St Pancras Grand — as descriptive as it is titular — Brasserie is an elegant, lofty space in the recently rejuvenated International railway station. It is owned by Searcys — started, in 1847, by the Duke of Northumberland’s pastry chef — and is opposite Searcys Grand Champagne Bar, the longest in Europe.
On weekday evenings, the Grand Brasserie is buzzing. Although the restaurant is huge — it can seat 120 diners — with soaring ceilings and arching windows, the subdued décor and artful illumination give it an intimate feel. But the happy hum of conversation rises from the leather banquettes and comfortable chairs, as waiters weave nimbly between busy tables. It is the epitome of opulence and transports you magically back to that bygone era.
Although the St Pancras Grand Brasserie menu includes some 'old-fashioned favourites', the superbly named chef, Chris Dines, ensures there is nothing remotely antiquated about the food. Certainly, classics such as potted shrimps, fish pie and (the joy!) beef stew and dumplings appear on the menu, but are given a modern twist. And if bivalves are your thing, the Oyster Bar will have you drooling. It offers, for example, half a dozen rock oysters with a glass of Muscadet (£14) and a seafood platter bursting with aquatic goodies at £28 for one or £50 for two.
For the less well-heeled, however, the Grand Brasserie suggests a set menu at £19 for two courses or £25 for three. This might feature a bacon and onion tart as a first course, followed by slow-roasted shoulder of lamb: it is, like the main menu, seasonal. A salad of Irish black pudding with bacon and a poached egg (£8.50) is simple yet beautifully put together, the bitterness of endive offsetting the pudding, and the egg bringing it all together. It is deceptively light, to tantalise the tastebuds rather than fill the belly. So too is a Scotch egg (£7.75). An unlikely starter, you may think, but extremely tasty — rich sausagemeat around a just-set egg with a glowing golden yolk, served with a sweet and tangy curry mayonnaise.
Among the main courses are a whole seabass — it's lovely not just to get a measly fillet — which is so fresh it feels like it has swum on to the plate. It's served simply with watercress and lemon (£19), and some would argue that it needs no further adornment. Allow your arm to be twisted, though, to some crunchy beans with shallots and a glorious cauliflower cheese (£3.50 each). They also go well with the classic calves' liver and Ayrshire bacon (£17.50), which is just as it should be — cooked to your preference and served with splendidly smooth mash.
Silky perfection is also to be found in the Cambridge burnt cream (this most English of establishments would never call it crème brulee). But even this voluptuous delight is overshadowed by the chocolate fondant, whose bubbling silky centre is complemented by honeycomb ice cream. All puddings are £6.50.

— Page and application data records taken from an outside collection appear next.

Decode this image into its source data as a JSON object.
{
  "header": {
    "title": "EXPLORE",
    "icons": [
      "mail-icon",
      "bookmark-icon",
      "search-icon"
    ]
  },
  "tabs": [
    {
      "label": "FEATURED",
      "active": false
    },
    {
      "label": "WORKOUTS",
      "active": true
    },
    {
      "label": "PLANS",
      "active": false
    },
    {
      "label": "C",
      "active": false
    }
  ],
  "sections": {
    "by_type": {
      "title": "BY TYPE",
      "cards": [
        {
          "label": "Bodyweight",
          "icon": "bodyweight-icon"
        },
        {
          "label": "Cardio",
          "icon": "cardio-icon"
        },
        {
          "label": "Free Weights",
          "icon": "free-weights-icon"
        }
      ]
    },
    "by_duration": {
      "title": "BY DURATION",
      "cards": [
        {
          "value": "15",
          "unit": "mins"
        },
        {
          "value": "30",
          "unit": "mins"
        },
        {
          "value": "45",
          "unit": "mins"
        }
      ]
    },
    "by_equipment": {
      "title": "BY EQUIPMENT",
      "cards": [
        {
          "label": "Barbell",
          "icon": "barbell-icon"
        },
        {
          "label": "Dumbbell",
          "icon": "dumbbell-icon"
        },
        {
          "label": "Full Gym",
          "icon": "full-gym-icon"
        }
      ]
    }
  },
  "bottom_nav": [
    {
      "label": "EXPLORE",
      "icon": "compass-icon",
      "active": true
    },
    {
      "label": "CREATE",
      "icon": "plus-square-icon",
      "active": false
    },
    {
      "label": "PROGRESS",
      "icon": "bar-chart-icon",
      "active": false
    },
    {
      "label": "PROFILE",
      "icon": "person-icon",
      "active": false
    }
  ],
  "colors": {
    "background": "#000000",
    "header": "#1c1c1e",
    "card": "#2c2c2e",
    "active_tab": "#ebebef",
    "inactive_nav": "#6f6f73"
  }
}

One of St Pancras Grand’s almost unending charms is that if you order a G&T, your waiter will ask 'Bombay Sapphire or Tanqueray'? If you fancy something a little more exotic, do try the French Martini cocktail. Why French, you may ask? Good question, but who cares? It is an intoxicating blend of vodka, raspberry liqueur and pineapple juice (£9).
The winelist is helpfully divided into types — for whites, delicate, aromatic, racy and textural; reds, subtle, robust, terroir and graceful. Put that way, they all sound enchanting, but a South African Chenin Blanc (aromatic) is good value at £19.50, while a Chilean Merlot (robust) is a bargain at £17.75. A selection is offered by the carafe as well as the glass.
The Last Word
The food is so irresistible that the only rumblings are likely to be the Eurostar arriving on the platform opposite. Oh, and they call the ladies’ rooms 'lavatories' instead of 'toilets': the St Pancras Grand Brasserie is class through and through.